Can the Suspension or Revocation be challenged?
In both cases of Statutory Summary Suspension or Statutory Summary Revocation, Illinois law has rested authority to hear challenges in the same Court that will hear your DUI case. These are separate proceedings started by filing something called a Petition to Rescind. Filing that Petition does not delay the start of the Suspension or Revocation, and it's an all or nothing contest - meaning you either win and the suspension or revocation are "rescinded" or not. There is no provision under the law for a judge to issue an order to shorten the suspension or revocation.
Can I get a permit?

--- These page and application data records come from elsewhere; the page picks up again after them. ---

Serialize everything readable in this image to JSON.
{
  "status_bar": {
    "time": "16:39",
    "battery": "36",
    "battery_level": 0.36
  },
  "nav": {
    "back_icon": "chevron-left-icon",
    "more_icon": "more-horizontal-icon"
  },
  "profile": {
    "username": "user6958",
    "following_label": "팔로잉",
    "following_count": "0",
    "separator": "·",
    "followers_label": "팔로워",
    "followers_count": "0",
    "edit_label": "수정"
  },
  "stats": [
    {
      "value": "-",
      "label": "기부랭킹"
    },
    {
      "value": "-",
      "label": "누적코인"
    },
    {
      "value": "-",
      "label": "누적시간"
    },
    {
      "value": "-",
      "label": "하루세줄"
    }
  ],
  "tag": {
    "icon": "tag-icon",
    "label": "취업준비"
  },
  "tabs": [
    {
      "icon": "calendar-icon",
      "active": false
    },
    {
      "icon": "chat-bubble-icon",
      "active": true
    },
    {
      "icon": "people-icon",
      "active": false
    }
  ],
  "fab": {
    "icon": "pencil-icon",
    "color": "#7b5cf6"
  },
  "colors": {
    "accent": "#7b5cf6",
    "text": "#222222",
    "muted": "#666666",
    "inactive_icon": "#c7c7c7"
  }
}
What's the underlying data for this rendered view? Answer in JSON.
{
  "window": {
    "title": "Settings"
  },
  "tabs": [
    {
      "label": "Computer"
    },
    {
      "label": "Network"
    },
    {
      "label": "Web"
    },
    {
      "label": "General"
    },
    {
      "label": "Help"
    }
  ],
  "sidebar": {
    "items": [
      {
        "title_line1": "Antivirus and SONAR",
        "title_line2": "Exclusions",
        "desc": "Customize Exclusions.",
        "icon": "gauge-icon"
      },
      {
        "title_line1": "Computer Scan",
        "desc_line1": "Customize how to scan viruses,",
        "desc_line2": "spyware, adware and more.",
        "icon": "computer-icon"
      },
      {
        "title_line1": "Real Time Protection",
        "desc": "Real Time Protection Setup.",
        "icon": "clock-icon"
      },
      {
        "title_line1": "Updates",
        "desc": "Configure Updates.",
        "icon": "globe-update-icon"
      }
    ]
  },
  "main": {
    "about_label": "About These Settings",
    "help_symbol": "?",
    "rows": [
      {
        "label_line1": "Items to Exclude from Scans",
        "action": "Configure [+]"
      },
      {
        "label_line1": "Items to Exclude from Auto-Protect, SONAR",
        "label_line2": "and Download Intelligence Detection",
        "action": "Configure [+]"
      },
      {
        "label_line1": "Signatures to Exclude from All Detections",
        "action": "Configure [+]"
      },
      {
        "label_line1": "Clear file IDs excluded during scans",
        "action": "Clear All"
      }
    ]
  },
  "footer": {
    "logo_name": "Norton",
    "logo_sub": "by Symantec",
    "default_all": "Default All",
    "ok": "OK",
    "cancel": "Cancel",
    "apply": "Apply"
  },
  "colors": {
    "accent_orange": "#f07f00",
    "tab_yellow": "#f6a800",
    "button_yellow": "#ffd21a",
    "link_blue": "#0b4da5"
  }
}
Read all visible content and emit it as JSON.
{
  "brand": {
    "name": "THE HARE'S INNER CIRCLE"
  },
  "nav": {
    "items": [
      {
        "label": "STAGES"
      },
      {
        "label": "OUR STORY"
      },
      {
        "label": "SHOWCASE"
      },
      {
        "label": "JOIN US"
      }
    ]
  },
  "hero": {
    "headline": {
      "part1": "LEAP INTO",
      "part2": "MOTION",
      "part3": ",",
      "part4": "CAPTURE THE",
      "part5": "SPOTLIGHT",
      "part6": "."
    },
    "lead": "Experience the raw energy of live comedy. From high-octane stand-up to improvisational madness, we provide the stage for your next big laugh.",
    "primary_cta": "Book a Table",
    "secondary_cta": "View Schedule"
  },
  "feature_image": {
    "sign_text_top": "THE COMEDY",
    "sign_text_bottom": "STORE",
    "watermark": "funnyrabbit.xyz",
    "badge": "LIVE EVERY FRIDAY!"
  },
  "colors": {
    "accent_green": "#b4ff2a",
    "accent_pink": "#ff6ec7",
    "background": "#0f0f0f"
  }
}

If you have not had a statutory summary suspension or revocation, or been sentenced for a DUI within the past five years, and are over 21 years old, you are most likely eligible to receive a permit called an MDDP (a Monitoring Device Driving Permit) for a suspension (not a revocation). This requires installation and use of a monitoring device called a BAIID. The cost is typically significantly less than paying for taxis, Uber or Lyft rides, and in most cases a great deal more convenient than public transportation. An MDDP is available immediately upon suspension.
How long will I be suspended?
The length of your suspension depends on a number of factors. One is whether you submitted to testing which resulted in a "fail" or refused testing, and the other is whether you are a "first offender" under Illinois law for purposes of the suspension/revocation law. You are a "first offender" for purposes of this part of DUI law if you have not been sentenced for DUI or received a statutory suspension/revocation within the immediate past 5 years. This has no bearing on how you are treated for purposes of criminal penalties.
Failing Chemical Testing
- First offense—Suspension of driving privileges for six months with eligibility for a Monitoring Device Driving Permit (MDDP).
- Second or subsequent offense within five years—Suspension of driving privileges for one year with no eligibility for an MDDP.
Refusing to Submit to Chemical Testing
- First offense—Suspension of driving privileges for 12 months with eligibility for a MDDP.
Second or subsequent offense within five years—Suspension of driving privileges for three years with no MDDP. A law enforcement officer in Illinois is required to request a chemical test when there is probable cause to suspect DUI is a factor when a crash results in personal injury or death. A driver who refuses to submit to such testing will have their driving privileges revoked for a minimum of one year.
Illinois CDL licensees face special consequences and can learn more by visiting Illinois DUI and your CDL. Other special circumstances also exist that require special care like those who hold a Pilot's License (other than a Sport Pilot License) from the FAA, maritime licensing, a Locomotive Engineer's License or Remote Control Operator, those who hold professional licensing and in other situations.
The attorneys at Fagan, Fagan & Davis have vast experience in challenging statutory summary suspension and statutory summary revocation in Illinois throughout Chicago area courts, including those located in Cook County, DuPage County and Lake County. Contact us now for a free consultation.